On 11 May 1945, while Bunker Hill was supporting the invasion of Okinawa, two Japanese kamikaze planes struck and severely damaged the aircraft carrier, with casualties exceeding 600–in addition to the many wounded, 346 were confirmed dead and an additional 43 sailors were missing.

USS Bunker Hill (CV-17) at sea while participating in strikes on the Palau Islands, 27 Mar 1944.

The Bunker Hill was withdrawn from active service after it returned to the United States mainland for repairs, and was decommissioned in 1947.

USS Bunker Hill (CV-17) launching aircraft during raids on the Marshall Islands, c.a Jan 1944.

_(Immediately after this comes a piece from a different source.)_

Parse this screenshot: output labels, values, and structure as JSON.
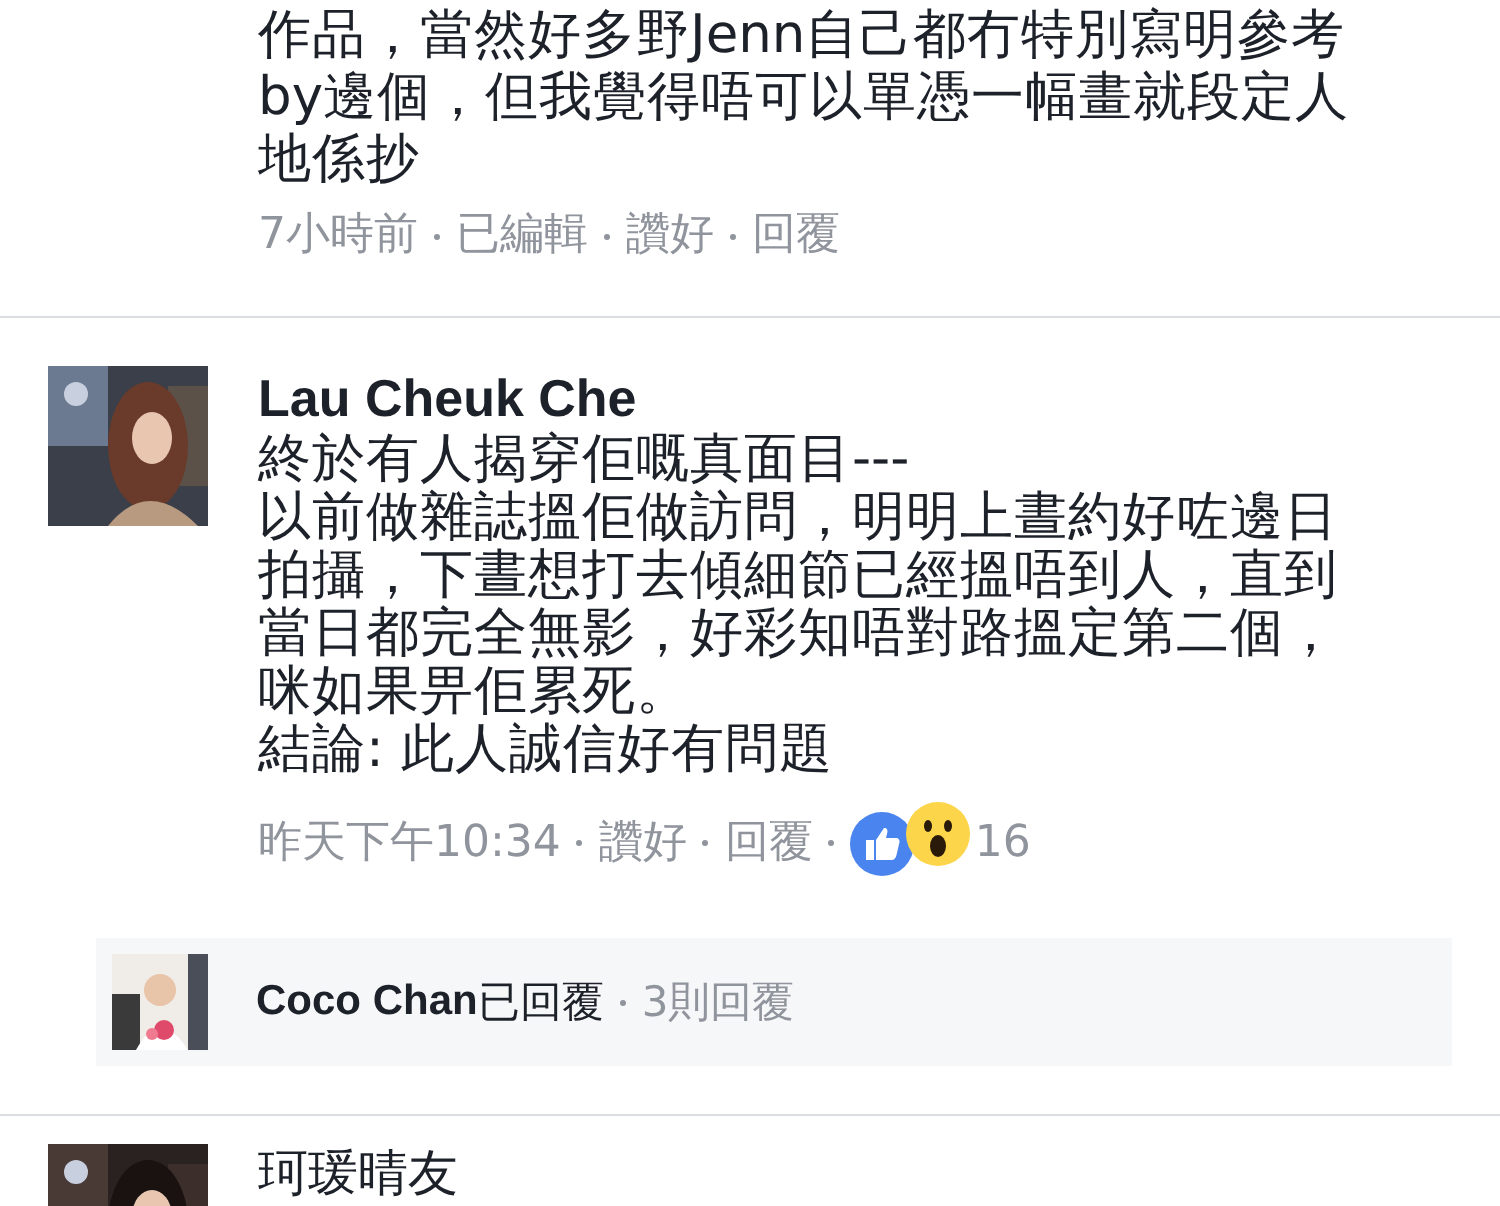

The “Holiday Express” received several honors and awards over the course of its service in the war, including the American Campaign Medal, Presidential Unit Citation, World War II Victory Medal, Asiatic-Pacific Campaign Medal (11 stars), Philippine Liberation Medal, and Philippine Presidential Unit Citation.

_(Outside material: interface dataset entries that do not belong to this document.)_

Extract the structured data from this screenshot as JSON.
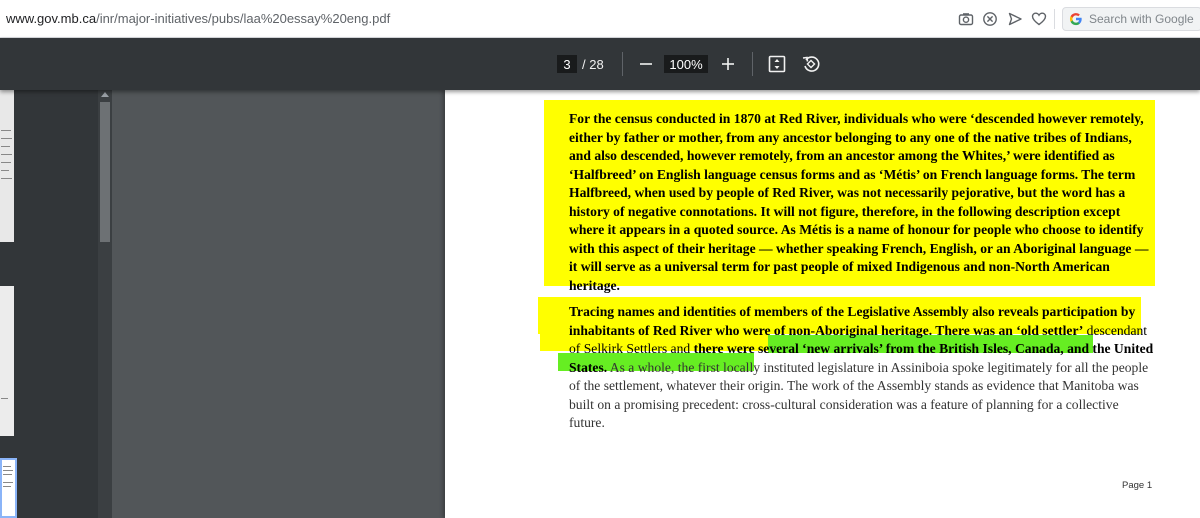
{
  "browser": {
    "url_host": "www.gov.mb.ca",
    "url_path": "/inr/major-initiatives/pubs/laa%20essay%20eng.pdf",
    "icons": [
      "camera-icon",
      "blocked-icon",
      "send-icon",
      "heart-icon",
      "google-icon"
    ],
    "search_placeholder": "Search with Google"
  },
  "pdf_toolbar": {
    "current_page": "3",
    "total_pages": "/ 28",
    "zoom": "100%",
    "icons": [
      "zoom-out-icon",
      "zoom-in-icon",
      "fit-page-icon",
      "rotate-icon"
    ]
  },
  "document": {
    "paragraph1": "For the census conducted in 1870 at Red River, individuals who were ‘descended however remotely, either by father or mother, from any ancestor belonging to any one of the native tribes of Indians, and also descended, however remotely, from an ancestor among the Whites,’ were identified as ‘Halfbreed’ on English language census forms and as ‘Métis’ on French language forms. The term Halfbreed, when used by people of Red River, was not necessarily pejorative, but the word has a history of negative connotations. It will not figure, therefore, in the following description except where it appears in a quoted source. As Métis is a name of honour for people who choose to identify with this aspect of their heritage — whether speaking French, English, or an Aboriginal language — it will serve as a universal term for past people of mixed Indigenous and non-North American heritage.",
    "paragraph2_part1": "Tracing names and identities of members of the Legislative Assembly also reveals participation by inhabitants of Red River who were of non-Aboriginal heritage. There was an ‘old settler’",
    "paragraph2_part2": " descendant of Selkirk Settlers and ",
    "paragraph2_part3": "there were several ‘new arrivals’ from the British Isles, Canada, and the United States.",
    "paragraph2_part4": " As a whole, the first locally instituted legislature in Assiniboia spoke legitimately for all the people of the settlement, whatever their origin. The work of the Assembly stands as evidence that Manitoba was built on a promising precedent: cross-cultural consideration was a feature of planning for a collective future.",
    "page_label": "Page 1"
  },
  "colors": {
    "highlight_yellow": "#ffff00",
    "highlight_green": "#66ee22",
    "toolbar": "#323639",
    "viewer_bg": "#525659"
  }
}
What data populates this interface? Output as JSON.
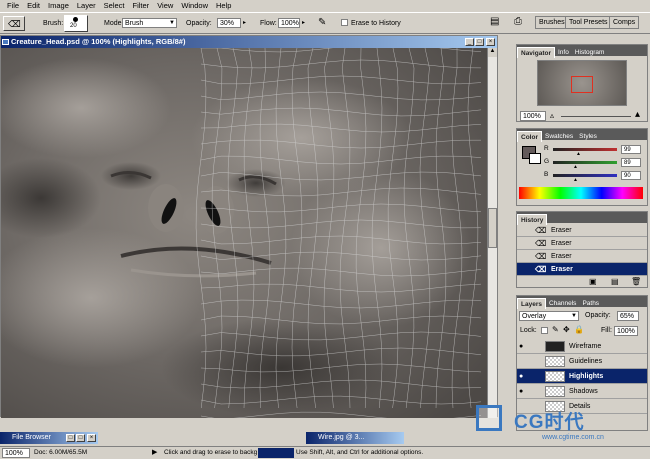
{
  "menu": [
    "File",
    "Edit",
    "Image",
    "Layer",
    "Select",
    "Filter",
    "View",
    "Window",
    "Help"
  ],
  "options": {
    "brush_label": "Brush:",
    "brush_size": "20",
    "mode_label": "Mode:",
    "mode_value": "Brush",
    "opacity_label": "Opacity:",
    "opacity_value": "30%",
    "flow_label": "Flow:",
    "flow_value": "100%",
    "erase_history_label": "Erase to History",
    "wells": [
      "Brushes",
      "Tool Presets",
      "Comps"
    ]
  },
  "document": {
    "title": "Creature_Head.psd @ 100% (Highlights, RGB/8#)"
  },
  "navigator": {
    "tabs": [
      "Navigator",
      "Info",
      "Histogram"
    ],
    "zoom": "100%"
  },
  "color": {
    "tabs": [
      "Color",
      "Swatches",
      "Styles"
    ],
    "channels": [
      {
        "label": "R",
        "value": "99",
        "level": 0.39
      },
      {
        "label": "G",
        "value": "89",
        "level": 0.35
      },
      {
        "label": "B",
        "value": "90",
        "level": 0.35
      }
    ]
  },
  "history": {
    "tabs": [
      "History"
    ],
    "items": [
      "Eraser",
      "Eraser",
      "Eraser",
      "Eraser"
    ]
  },
  "layers": {
    "tabs": [
      "Layers",
      "Channels",
      "Paths"
    ],
    "blend_mode": "Overlay",
    "opacity_label": "Opacity:",
    "opacity_value": "65%",
    "lock_label": "Lock:",
    "fill_label": "Fill:",
    "fill_value": "100%",
    "items": [
      "Wireframe",
      "Guidelines",
      "Highlights",
      "Shadows",
      "Details"
    ]
  },
  "taskbar": {
    "file_browser": "File Browser",
    "wire_doc": "Wire.jpg @ 3..."
  },
  "status": {
    "zoom": "100%",
    "doc_size": "Doc: 6.00M/65.5M",
    "hint_prefix": "Click and drag to erase to backg",
    "hint_suffix": "Use Shift, Alt, and Ctrl for additional options."
  },
  "watermark": {
    "brand": "CG时代",
    "url": "www.cgtime.com.cn"
  }
}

Ex-USS Bunker Hill (ex-AVT 9) moored at North Island, San Diego, around 1968

 

View over the damaged flight deck of USS Bunker Hill (CV-17)

 

USS Bunker Hill internal damage

 

USS Bunker Hill CV-17 No 2 elevator destroyed after attack

 

USS Bunker Hill (CV-17) at sea during strikes against targets on Kyushu, Japan, 18 Mar 1945

 

Transfer of wounded from Bunker Hill to USS Wilkes Barre

 

The U.S. Navy aircraft carrier USS Bunker Hill (CV-17) being scrapped at Tacoma, Washington (USA), circa in 1973.

 

The U.S. Navy aircraft carrier USS Bunker Hill (CV-17) arrives at Tacoma, Washington (USA), to be scrapped, April 1973.

 

In the right foreground is the aircraft carrier USS Bunker Hill (CV-17) and a Baltimore-class heavy cruiser, either USS Baltimore (CA-68) or USS Boston (CA-69).

 

Hole in Flight Deck of USS Bunker Hill CV-17 after Hit off Okinawa.

 

Deck of the aircraft carrier USS Bunker Hill covered with wreckage of destroyed planes

 

Damaged flight deck of USS Bunker Hill.

 

Damaged flight deck of USS Bunker Hill – 11 May 1945

 

Damaged flight deck of USS Bunker Hill

 

Burning aircraft carrier USS Bunker Hill CV-17 Okinawa 1945

 

Bunker Hill as a stationary electronics test platform, 1967

 

Battle of the Philippine Sea, June 1944- the U.S. Navy aircraft carrier USS Bunker Hill (CV-17) is near-missed by a Japanese bomb, during the air attacks

 

A near miss on the USS Bunker Hill (CV-17) during an attack by Japanese aircraft during the Battle of the Philppine

Read another story from us: How One Sailor With A Burning Flare Nearly Cost The USA an Aircraft Carrier

A Japanese kamikaze suicide plane (Yokosuka D4Y “Judy”?) attacks the U.S. Navy aircraft carrier USS Bunker Hill (CV-17) off Okinawa, 11 Apr 1945. It was shot down and crashed aft of the ship.